Adam: Without getting into some sort of psychiatric dialogue, I did want to bring in parallels between bullying and domestic violence and in terms of victimization. There are a lot of kids that you can put in almost any room and they are going to get bullied. It is almost like people smell weakness. It is the same thing with women that get into these domestically violent relationships, and they leave one and they get into another. These predators can seem to find them. I really wanted to take these intangible social issues that you can’t ever really put a thumb on. We can’t ever really be John Wayne, go in and punch somebody, and that solves the problem with bullying or with domestic violence. No matter how easy those issues seem to people that aren’t involved, when you are trapped in that world, I think it feels hopeless and so I did want to draw parallels to that. With how Charlie is as a child, he tries to do it by dressing in a costume and he gets beat up, and then when he is an adult he dresses in a costume and he realizes that, you know, putting on a mask – and he never does it – but putting on a mask and going next door and beating up the domestically violent male in the house is not going to save the girl. It is just going to ultimately make it worse. I certainly wanted to bring that in, and that is what we wanted to do with the superhero movie is to acknowledge superheroes. I am a comic book nerd, but we wanted to acknowledge superhero films but to get past the “Super” and put the emphasis on how this guy becomes a “Hero.”

It almost seems like you were saying at the end of the movie that it is better not to fight at times. The entire movie, he is going to go and protect people, but at the end he chooses not to, and by not fighting he saves her. It is almost like it is turned on its head at that point. He was bullied as a kid. She is beat up by her husband and abused very badly. Did they see themselves in each other?
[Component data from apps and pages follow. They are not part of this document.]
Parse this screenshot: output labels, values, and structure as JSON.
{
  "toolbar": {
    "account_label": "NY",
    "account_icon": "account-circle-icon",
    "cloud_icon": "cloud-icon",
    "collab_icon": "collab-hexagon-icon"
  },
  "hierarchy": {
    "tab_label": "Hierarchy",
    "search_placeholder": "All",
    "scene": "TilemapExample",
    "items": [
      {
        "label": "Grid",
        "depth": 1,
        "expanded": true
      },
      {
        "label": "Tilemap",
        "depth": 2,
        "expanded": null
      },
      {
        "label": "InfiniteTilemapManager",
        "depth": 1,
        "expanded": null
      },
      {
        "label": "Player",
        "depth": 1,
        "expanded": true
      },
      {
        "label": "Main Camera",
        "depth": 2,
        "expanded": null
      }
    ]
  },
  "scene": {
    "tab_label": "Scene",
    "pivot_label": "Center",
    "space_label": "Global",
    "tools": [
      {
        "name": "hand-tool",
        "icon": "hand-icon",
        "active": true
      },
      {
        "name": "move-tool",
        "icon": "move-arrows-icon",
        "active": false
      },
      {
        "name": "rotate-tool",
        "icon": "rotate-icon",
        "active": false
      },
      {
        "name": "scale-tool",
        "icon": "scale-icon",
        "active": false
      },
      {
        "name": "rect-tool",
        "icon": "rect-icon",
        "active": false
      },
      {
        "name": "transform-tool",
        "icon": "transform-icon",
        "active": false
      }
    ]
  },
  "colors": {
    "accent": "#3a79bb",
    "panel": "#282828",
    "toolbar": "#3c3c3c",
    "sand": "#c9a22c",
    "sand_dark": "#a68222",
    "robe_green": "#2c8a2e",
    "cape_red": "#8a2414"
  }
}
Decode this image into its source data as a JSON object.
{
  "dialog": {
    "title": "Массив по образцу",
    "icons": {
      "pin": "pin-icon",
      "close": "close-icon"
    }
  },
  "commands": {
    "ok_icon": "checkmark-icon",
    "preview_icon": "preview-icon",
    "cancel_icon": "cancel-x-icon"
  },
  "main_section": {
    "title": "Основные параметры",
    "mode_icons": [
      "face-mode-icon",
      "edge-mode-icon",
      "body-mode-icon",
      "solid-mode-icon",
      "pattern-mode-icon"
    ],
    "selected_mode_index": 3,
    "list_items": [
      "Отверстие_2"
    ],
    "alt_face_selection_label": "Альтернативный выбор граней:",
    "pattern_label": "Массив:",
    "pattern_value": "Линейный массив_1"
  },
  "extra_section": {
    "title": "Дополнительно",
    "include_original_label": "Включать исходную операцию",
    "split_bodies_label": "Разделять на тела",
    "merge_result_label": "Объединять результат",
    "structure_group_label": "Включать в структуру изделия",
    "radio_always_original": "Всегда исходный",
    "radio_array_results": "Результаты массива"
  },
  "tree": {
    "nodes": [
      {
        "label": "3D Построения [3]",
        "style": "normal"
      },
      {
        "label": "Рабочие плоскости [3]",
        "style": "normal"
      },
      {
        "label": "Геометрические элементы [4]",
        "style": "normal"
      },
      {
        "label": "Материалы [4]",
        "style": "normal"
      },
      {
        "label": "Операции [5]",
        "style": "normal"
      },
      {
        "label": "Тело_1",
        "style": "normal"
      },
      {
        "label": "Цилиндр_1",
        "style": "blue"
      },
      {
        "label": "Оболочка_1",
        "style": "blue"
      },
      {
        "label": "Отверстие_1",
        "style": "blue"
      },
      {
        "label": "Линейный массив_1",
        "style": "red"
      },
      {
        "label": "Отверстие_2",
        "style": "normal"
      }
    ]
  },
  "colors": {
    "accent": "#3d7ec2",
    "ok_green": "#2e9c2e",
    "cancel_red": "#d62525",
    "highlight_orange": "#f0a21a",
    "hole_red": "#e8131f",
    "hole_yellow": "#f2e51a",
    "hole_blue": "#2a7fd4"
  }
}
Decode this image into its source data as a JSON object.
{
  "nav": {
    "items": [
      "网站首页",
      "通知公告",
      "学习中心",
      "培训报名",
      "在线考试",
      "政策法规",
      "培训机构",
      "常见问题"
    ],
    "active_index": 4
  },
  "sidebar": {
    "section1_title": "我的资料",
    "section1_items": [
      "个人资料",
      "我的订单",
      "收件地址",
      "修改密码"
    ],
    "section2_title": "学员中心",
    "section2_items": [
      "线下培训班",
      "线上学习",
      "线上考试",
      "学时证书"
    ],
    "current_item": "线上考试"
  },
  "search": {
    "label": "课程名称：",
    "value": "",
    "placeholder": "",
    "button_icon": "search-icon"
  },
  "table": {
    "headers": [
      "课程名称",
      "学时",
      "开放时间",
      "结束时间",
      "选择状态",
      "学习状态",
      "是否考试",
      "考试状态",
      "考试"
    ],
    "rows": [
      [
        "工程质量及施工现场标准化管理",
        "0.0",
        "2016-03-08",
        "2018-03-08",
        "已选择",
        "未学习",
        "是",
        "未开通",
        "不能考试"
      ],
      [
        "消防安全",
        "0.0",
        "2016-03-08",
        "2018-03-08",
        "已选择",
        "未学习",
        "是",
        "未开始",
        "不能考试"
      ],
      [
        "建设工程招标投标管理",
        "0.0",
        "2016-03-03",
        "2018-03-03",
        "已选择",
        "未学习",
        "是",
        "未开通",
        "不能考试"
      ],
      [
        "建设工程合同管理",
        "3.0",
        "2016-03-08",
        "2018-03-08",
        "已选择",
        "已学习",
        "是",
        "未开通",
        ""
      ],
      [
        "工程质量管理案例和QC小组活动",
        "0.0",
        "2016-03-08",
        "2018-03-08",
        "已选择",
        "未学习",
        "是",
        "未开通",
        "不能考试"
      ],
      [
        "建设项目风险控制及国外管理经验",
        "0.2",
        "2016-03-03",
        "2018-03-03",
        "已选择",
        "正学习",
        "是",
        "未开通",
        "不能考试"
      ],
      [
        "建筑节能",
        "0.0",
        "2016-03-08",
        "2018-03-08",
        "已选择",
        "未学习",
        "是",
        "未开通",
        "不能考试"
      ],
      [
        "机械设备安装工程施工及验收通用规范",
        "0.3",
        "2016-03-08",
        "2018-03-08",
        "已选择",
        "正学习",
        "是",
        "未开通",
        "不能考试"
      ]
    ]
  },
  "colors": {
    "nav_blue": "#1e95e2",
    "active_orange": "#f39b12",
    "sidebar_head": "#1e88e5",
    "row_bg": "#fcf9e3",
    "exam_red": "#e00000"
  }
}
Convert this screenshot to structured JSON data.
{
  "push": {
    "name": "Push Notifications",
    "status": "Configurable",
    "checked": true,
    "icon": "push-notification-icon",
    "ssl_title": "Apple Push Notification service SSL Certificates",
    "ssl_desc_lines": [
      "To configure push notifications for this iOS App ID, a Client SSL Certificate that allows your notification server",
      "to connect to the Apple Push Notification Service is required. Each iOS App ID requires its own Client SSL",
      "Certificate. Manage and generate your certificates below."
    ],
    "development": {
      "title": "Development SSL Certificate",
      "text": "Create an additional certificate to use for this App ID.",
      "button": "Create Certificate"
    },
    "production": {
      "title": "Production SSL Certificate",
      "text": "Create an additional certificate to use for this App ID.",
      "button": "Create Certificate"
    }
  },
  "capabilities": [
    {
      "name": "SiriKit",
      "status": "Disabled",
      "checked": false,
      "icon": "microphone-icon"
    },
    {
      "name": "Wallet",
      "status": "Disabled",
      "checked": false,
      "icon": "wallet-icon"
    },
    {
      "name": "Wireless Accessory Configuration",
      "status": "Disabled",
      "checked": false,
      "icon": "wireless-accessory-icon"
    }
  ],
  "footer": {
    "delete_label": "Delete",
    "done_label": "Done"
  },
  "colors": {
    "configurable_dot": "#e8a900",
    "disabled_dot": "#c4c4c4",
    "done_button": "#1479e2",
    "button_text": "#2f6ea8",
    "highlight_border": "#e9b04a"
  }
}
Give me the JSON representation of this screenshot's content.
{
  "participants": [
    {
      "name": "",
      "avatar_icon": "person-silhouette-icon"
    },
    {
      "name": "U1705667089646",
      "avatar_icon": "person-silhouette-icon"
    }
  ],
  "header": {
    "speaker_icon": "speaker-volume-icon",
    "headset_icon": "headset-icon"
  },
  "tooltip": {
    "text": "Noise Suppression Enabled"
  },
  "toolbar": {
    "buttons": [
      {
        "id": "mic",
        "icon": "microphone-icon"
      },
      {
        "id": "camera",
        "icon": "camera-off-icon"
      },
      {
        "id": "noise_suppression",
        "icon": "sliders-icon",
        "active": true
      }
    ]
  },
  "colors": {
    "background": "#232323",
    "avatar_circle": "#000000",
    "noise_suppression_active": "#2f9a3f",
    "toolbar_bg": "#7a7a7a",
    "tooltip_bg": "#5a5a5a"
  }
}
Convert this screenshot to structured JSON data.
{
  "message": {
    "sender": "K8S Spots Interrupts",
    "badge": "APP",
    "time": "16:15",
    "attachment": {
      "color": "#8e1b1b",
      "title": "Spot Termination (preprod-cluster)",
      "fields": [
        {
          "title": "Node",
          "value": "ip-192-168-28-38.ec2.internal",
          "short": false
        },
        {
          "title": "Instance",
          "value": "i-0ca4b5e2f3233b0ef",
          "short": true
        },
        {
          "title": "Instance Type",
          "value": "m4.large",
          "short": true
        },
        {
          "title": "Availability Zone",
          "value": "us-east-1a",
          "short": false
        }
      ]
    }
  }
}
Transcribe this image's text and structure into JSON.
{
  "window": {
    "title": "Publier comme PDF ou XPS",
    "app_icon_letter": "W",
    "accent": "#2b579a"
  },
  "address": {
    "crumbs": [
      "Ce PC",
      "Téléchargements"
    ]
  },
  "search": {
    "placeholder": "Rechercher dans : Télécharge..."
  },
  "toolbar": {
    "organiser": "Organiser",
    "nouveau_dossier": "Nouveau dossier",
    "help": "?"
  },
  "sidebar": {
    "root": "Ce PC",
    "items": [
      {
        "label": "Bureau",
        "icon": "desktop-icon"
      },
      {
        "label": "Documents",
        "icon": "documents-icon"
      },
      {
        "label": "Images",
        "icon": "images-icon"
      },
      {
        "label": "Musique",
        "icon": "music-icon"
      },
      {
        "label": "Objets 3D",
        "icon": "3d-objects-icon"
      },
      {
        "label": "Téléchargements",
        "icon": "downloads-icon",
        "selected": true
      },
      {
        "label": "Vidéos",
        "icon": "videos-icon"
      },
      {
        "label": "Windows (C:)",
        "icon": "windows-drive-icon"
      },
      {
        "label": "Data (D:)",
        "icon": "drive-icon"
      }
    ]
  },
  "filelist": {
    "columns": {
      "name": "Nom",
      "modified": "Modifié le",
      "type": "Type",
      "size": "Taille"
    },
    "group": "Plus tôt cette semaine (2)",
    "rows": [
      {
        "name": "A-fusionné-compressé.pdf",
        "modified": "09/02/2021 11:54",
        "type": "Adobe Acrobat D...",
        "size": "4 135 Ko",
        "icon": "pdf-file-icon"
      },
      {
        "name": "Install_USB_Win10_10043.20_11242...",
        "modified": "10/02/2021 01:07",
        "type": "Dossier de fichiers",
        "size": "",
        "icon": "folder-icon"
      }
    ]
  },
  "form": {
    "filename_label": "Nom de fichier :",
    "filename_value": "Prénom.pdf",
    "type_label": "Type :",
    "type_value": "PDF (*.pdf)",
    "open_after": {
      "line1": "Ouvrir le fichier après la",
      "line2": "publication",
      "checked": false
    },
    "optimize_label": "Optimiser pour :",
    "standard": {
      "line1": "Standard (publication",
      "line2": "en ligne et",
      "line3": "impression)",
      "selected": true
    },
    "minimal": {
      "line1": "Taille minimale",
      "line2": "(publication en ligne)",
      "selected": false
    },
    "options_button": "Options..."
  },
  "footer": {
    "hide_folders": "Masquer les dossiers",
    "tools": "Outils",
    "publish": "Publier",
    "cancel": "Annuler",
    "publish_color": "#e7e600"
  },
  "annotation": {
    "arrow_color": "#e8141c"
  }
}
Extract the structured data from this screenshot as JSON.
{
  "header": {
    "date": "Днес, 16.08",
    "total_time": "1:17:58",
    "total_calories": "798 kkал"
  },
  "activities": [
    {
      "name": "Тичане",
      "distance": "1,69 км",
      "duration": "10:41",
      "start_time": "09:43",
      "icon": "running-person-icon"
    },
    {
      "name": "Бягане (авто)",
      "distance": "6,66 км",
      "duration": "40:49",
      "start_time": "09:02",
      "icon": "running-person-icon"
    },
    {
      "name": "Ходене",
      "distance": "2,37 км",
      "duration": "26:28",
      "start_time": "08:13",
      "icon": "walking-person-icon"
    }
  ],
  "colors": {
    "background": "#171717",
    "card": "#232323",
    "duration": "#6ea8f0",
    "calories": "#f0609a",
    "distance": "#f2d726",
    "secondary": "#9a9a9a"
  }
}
Adam: I think she was far more mature character, and that is why at the end they don’t get together, because there is no way that relationship works. But I think she certainly saw something in him – her scars, her pain was more hidden whereas he is just completely a social outcast. But absolutely there is a kinship there, and I think that when she saw strength in him at the end, whenever he keeps getting up and he is just displaying this strength not in aggression but it is in his ability to keep getting up, I think that is what compelled her, gave her hope, is the recognition of a kindred spirit.

What kind of filmmakers did you look to for, when working especially on this film, what other filmmakers, other movies do you look at to pull inspiration from?

Adam: You know, I am a big fan of Ed Burns and The Brothers McMullen. He has kind of gone back, after kind of being big time, and he is making small films again. I think I could look at Christopher Nolen all day long, there is no way we are going to be able to do what Christopher Nolen does, but looking at Ed Burns, guys like that who shoot these smaller movies, especially back like in the 90s, these talky sort of movies, relationship movies, and trying to see how they set up their shots with no money and how they told their story, I mean that is really what we looked at. I looked at a bunch of action films, and how can we make these punches look mean. I see a lot of independent movies, and some of them can really pull off fighting but most of them really don’t because they are very stale and they are very choreographed. We were lucky to have Kenny, who is a very physical guy, and we had guys that just wanted to get out and play.  It was a matter of going over with Jason, setting up our shots, and looking at pretty much every action movie that we could get our hands on.